Work order →
Using the listing below, show all lines that hold the word "name".

Records supplied →
==========

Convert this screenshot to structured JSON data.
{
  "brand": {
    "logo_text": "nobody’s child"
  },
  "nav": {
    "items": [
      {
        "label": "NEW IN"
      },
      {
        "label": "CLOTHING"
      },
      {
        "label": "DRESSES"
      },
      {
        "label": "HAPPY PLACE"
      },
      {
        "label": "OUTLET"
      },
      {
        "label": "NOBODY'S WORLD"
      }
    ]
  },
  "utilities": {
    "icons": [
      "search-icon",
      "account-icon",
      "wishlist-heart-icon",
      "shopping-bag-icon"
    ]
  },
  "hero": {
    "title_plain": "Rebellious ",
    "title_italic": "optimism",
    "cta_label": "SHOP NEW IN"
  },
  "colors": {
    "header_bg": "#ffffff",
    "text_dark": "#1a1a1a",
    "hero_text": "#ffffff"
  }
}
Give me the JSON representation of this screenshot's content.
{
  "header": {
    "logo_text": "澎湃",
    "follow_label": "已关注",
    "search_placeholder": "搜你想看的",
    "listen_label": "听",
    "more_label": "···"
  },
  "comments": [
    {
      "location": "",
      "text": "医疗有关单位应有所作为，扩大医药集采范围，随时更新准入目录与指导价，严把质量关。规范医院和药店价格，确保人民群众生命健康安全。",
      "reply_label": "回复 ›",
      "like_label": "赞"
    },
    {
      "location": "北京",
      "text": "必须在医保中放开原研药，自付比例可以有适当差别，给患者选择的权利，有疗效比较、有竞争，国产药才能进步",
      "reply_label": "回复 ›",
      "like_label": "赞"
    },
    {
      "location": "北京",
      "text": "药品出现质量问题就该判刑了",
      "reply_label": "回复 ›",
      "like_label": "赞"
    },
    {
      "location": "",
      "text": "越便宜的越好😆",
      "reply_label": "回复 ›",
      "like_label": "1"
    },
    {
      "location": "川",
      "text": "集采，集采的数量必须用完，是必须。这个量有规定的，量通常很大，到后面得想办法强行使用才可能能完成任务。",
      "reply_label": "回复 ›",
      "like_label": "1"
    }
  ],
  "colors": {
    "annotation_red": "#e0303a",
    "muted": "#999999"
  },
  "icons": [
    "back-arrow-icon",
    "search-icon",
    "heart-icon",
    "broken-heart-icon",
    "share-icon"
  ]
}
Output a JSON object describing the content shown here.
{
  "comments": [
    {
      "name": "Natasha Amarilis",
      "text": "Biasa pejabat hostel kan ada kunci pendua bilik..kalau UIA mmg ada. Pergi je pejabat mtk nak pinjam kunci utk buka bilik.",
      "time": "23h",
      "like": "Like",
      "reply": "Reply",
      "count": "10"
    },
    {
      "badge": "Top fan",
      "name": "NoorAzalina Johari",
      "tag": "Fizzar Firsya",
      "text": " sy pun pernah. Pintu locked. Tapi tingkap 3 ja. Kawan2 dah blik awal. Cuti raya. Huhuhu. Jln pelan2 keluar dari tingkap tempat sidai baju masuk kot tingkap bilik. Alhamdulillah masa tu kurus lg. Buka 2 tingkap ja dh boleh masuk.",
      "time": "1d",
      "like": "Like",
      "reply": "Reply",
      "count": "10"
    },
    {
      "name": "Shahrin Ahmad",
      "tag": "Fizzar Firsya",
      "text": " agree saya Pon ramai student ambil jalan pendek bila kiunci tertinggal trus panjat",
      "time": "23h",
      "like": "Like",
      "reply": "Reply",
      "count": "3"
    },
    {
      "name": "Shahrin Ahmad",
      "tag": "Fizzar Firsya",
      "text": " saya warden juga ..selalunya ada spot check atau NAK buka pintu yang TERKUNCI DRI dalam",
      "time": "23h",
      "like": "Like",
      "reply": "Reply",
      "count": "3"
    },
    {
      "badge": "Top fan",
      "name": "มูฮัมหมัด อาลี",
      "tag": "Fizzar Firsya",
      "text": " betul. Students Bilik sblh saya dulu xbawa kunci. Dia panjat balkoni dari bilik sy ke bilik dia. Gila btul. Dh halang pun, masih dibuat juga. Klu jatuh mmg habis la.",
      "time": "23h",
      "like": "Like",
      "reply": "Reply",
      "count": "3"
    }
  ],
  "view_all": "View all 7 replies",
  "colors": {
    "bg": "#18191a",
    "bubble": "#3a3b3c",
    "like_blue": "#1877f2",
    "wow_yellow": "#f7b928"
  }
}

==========

Exercise output →
      "name": "Natasha Amarilis",
      "name": "NoorAzalina Johari",
      "name": "Shahrin Ahmad",
      "name": "Shahrin Ahmad",
      "name": "มูฮัมหมัด อาลี",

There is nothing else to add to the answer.